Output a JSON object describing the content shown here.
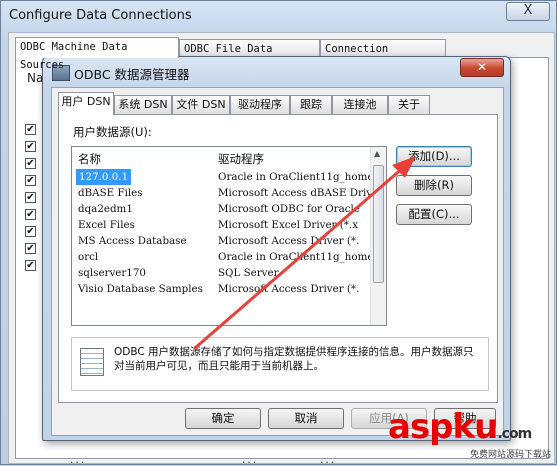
{
  "outer": {
    "title": "Configure Data Connections",
    "close_label": "X",
    "tabs": [
      "ODBC Machine Data Sources",
      "ODBC File Data Sources",
      "Connection Profiles"
    ],
    "column_initial": "Na",
    "checkbox_mark": "✔",
    "footer": [
      "...",
      "...",
      "..."
    ]
  },
  "dialog": {
    "title": "ODBC 数据源管理器",
    "close_label": "✕",
    "tabs": [
      "用户 DSN",
      "系统 DSN",
      "文件 DSN",
      "驱动程序",
      "跟踪",
      "连接池",
      "关于"
    ],
    "active_tab": 0,
    "section_label": "用户数据源(U):",
    "list": {
      "headers": {
        "name": "名称",
        "driver": "驱动程序"
      },
      "rows": [
        {
          "name": "127.0.0.1",
          "driver": "Oracle in OraClient11g_home",
          "selected": true
        },
        {
          "name": "dBASE Files",
          "driver": "Microsoft Access dBASE Driver"
        },
        {
          "name": "dqa2edm1",
          "driver": "Microsoft ODBC for Oracle"
        },
        {
          "name": "Excel Files",
          "driver": "Microsoft Excel Driver (*.x"
        },
        {
          "name": "MS Access Database",
          "driver": "Microsoft Access Driver (*."
        },
        {
          "name": "orcl",
          "driver": "Oracle in OraClient11g_home"
        },
        {
          "name": "sqlserver170",
          "driver": "SQL Server"
        },
        {
          "name": "Visio Database Samples",
          "driver": "Microsoft Access Driver (*."
        }
      ]
    },
    "side_buttons": {
      "add": "添加(D)...",
      "remove": "删除(R)",
      "configure": "配置(C)..."
    },
    "info_text": "ODBC 用户数据源存储了如何与指定数据提供程序连接的信息。用户数据源只对当前用户可见，而且只能用于当前机器上。",
    "bottom_buttons": {
      "ok": "确定",
      "cancel": "取消",
      "apply": "应用(A)",
      "help": "帮助"
    }
  },
  "watermark": {
    "brand": "aspku",
    "suffix": ".com",
    "sub": "免费网站源码下载站"
  },
  "colors": {
    "selection": "#3399ff",
    "arrow": "#e8413a",
    "dialog_close": "#c8482f"
  }
}
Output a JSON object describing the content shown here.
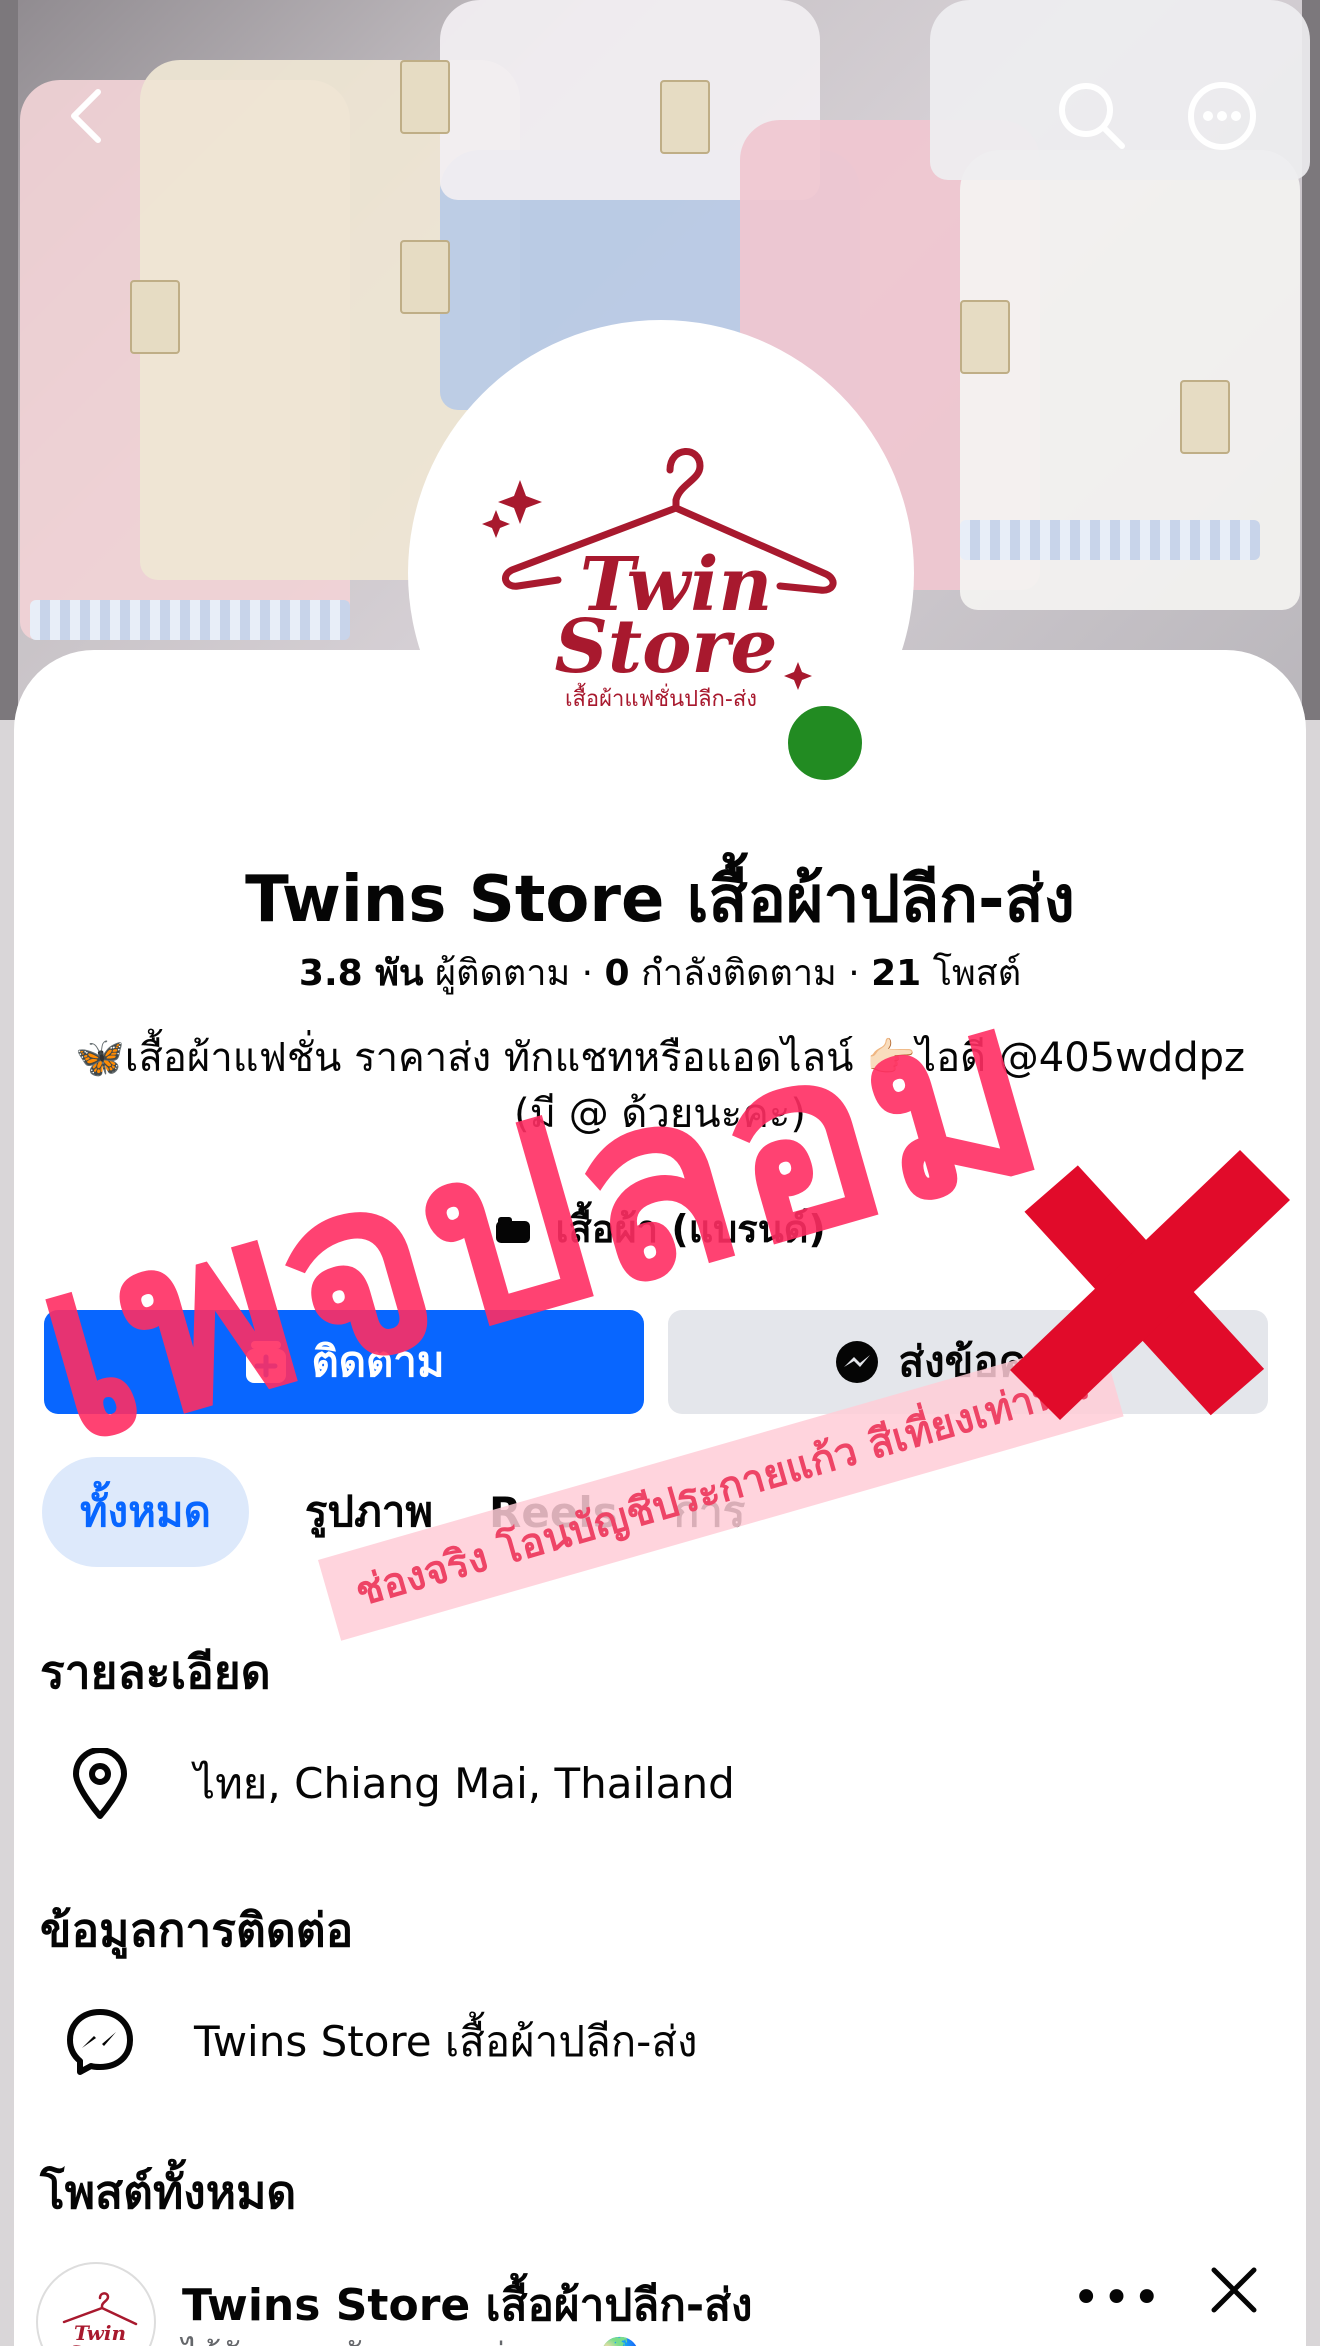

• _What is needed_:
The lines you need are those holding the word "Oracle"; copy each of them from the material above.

• _Exercise result_:
          "driver": "Oracle in OraClient11g_home",
          "driver": "Microsoft ODBC for Oracle"
          "driver": "Oracle in OraClient11g_home"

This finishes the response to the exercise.